The development process of the draft SA MTA also points to a systemic flaw in the NHREC’s approach: insufficient inclusive consultation. By limiting feedback to ethics committees and not engaging comprehensively with legal experts and the scientific community – the primary end-users of the SA MTA – the draft SA MTA risks being disconnected from the practical realities of scientific research.
The approach echoes historical instances where local expertise and knowledge were overlooked, a practice reminiscent of colonial administrative methods.
To rectify this, the draft SA MTA should be reimagined as a dynamic, evolving document, shaped by input from a broad spectrum of stakeholders, including the scientific community handling the materials. This would ensure that the eventual new SA MTA not only adheres to legal standards but also resonates with the practical needs of the scientific community.
Adopting such a collaborative and iterative approach to revising the SA MTA is more than a policy improvement; it is a step towards decolonising South Africa’s role in global health research.
It’s about transitioning from being a provider of raw materials to an equal stakeholder in shaping the ethical and legal norms governing their use. The shift is essential for South Africa to assert its rightful place in the international scientific arena, contributing not just materials but also intellectual leadership.
Elevating South Africa’s Role in Global Science Through the SA MTA
Bringing this issue to the forefront of public discourse is crucial.
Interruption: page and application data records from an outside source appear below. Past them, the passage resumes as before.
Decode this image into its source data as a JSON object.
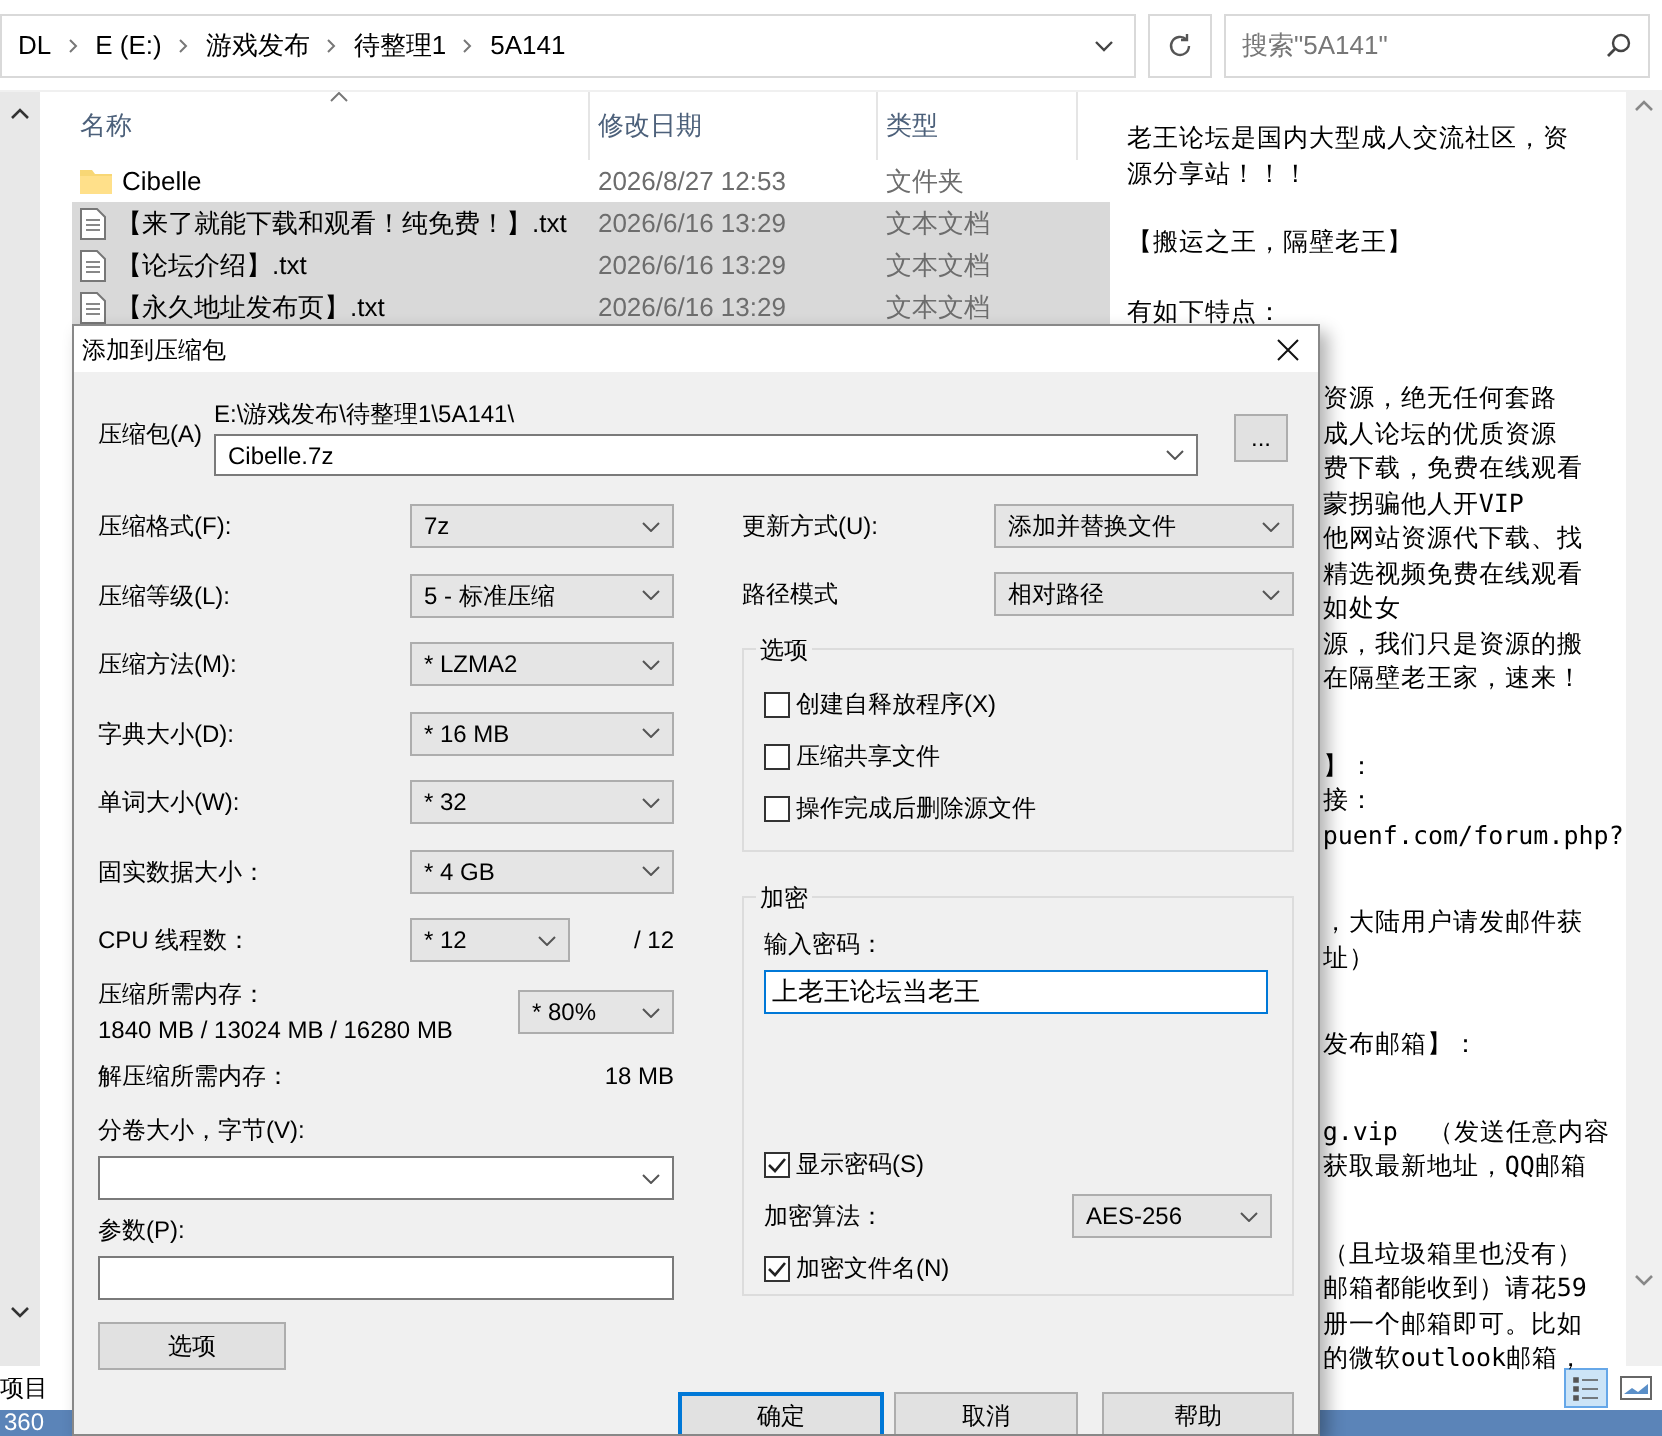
{
  "address_bar": {
    "crumbs": [
      "DL",
      "E (E:)",
      "游戏发布",
      "待整理1",
      "5A141"
    ],
    "search": {
      "placeholder": "搜索\"5A141\""
    }
  },
  "file_list": {
    "columns": [
      {
        "label": "名称",
        "sorted": true
      },
      {
        "label": "修改日期",
        "sorted": false
      },
      {
        "label": "类型",
        "sorted": false
      }
    ],
    "rows": [
      {
        "kind": "folder",
        "name": "Cibelle",
        "date": "2026/8/27 12:53",
        "type": "文件夹",
        "selected": false
      },
      {
        "kind": "text",
        "name": "【来了就能下载和观看！纯免费！】.txt",
        "date": "2026/6/16 13:29",
        "type": "文本文档",
        "selected": true
      },
      {
        "kind": "text",
        "name": "【论坛介绍】.txt",
        "date": "2026/6/16 13:29",
        "type": "文本文档",
        "selected": true
      },
      {
        "kind": "text",
        "name": "【永久地址发布页】.txt",
        "date": "2026/6/16 13:29",
        "type": "文本文档",
        "selected": true
      }
    ]
  },
  "preview": {
    "paragraphs": [
      {
        "kind": "full",
        "lines": [
          "老王论坛是国内大型成人交流社区，资",
          "源分享站！！！"
        ]
      },
      {
        "kind": "full",
        "lines": [
          "【搬运之王，隔壁老王】"
        ]
      },
      {
        "kind": "full",
        "lines": [
          "有如下特点："
        ]
      },
      {
        "kind": "partial",
        "lines": [
          "资源，绝无任何套路",
          "成人论坛的优质资源",
          "费下载，免费在线观看",
          "蒙拐骗他人开VIP",
          "他网站资源代下载、找",
          "精选视频免费在线观看",
          "如处女",
          "源，我们只是资源的搬",
          "在隔壁老王家，速来！"
        ]
      },
      {
        "kind": "partial",
        "lines": [
          "】：",
          "接：",
          "puenf.com/forum.php?"
        ]
      },
      {
        "kind": "partial",
        "lines": [
          "，大陆用户请发邮件获",
          "址）"
        ]
      },
      {
        "kind": "partial",
        "lines": [
          "发布邮箱】："
        ]
      },
      {
        "kind": "partial",
        "lines": [
          "g.vip  （发送任意内容",
          "获取最新地址，QQ邮箱"
        ]
      },
      {
        "kind": "partial",
        "lines": [
          "（且垃圾箱里也没有）",
          "邮箱都能收到）请花59",
          "册一个邮箱即可。比如",
          "的微软outlook邮箱，"
        ]
      }
    ]
  },
  "view_buttons": [
    {
      "kind": "details",
      "selected": true
    },
    {
      "kind": "thumbnails",
      "selected": false
    }
  ],
  "status_bar": {
    "text": "项目"
  },
  "taskbar": {
    "text": "360"
  },
  "dialog": {
    "title": "添加到压缩包",
    "archive": {
      "label": "压缩包(A)",
      "path": "E:\\游戏发布\\待整理1\\5A141\\",
      "value": "Cibelle.7z",
      "browse": "..."
    },
    "settings": [
      {
        "label": "压缩格式(F):",
        "value": "7z"
      },
      {
        "label": "压缩等级(L):",
        "value": "5 - 标准压缩"
      },
      {
        "label": "压缩方法(M):",
        "value": "* LZMA2"
      },
      {
        "label": "字典大小(D):",
        "value": "* 16 MB"
      },
      {
        "label": "单词大小(W):",
        "value": "* 32"
      },
      {
        "label": "固实数据大小：",
        "value": "* 4 GB"
      }
    ],
    "threads": {
      "label": "CPU 线程数：",
      "value": "* 12",
      "max": "/ 12"
    },
    "memory": {
      "label": "压缩所需内存：",
      "detail": "1840 MB / 13024 MB / 16280 MB",
      "value": "* 80%"
    },
    "decompress_memory": {
      "label": "解压缩所需内存：",
      "value": "18 MB"
    },
    "split": {
      "label": "分卷大小，字节(V):"
    },
    "params": {
      "label": "参数(P):"
    },
    "options_button": "选项",
    "update_mode": {
      "label": "更新方式(U):",
      "value": "添加并替换文件"
    },
    "path_mode": {
      "label": "路径模式",
      "value": "相对路径"
    },
    "options_group": {
      "legend": "选项",
      "items": [
        {
          "label": "创建自释放程序(X)",
          "checked": false
        },
        {
          "label": "压缩共享文件",
          "checked": false
        },
        {
          "label": "操作完成后删除源文件",
          "checked": false
        }
      ]
    },
    "encryption": {
      "legend": "加密",
      "password_label": "输入密码：",
      "password": "上老王论坛当老王",
      "show_password": {
        "label": "显示密码(S)",
        "checked": true
      },
      "method": {
        "label": "加密算法：",
        "value": "AES-256"
      },
      "encrypt_names": {
        "label": "加密文件名(N)",
        "checked": true
      }
    },
    "buttons": [
      {
        "label": "确定",
        "focused": true
      },
      {
        "label": "取消",
        "focused": false
      },
      {
        "label": "帮助",
        "focused": false
      }
    ]
  }
}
It is time for a broader debate on how South Africa can leverage policy tools like the SA MTA to enhance its scientific standing globally while upholding the highest ethical and legal standards.
The conversation is not just for ethics committees; it concerns all who are vested in the future of South African research and its role on the world stage. The revised SA MTA, therefore, should be seen not just as an ethics instrument, but as a reflection of South Africa’s aspirations and commitments in the realm of global scientific collaboration.
Paul Esselaar is an attorney in private practice, and an honorary research fellow at the School of Law, University of KwaZulu-Natal.
Donrich Thaldar is a professor at the School of Law, University of KwaZulu-Natal.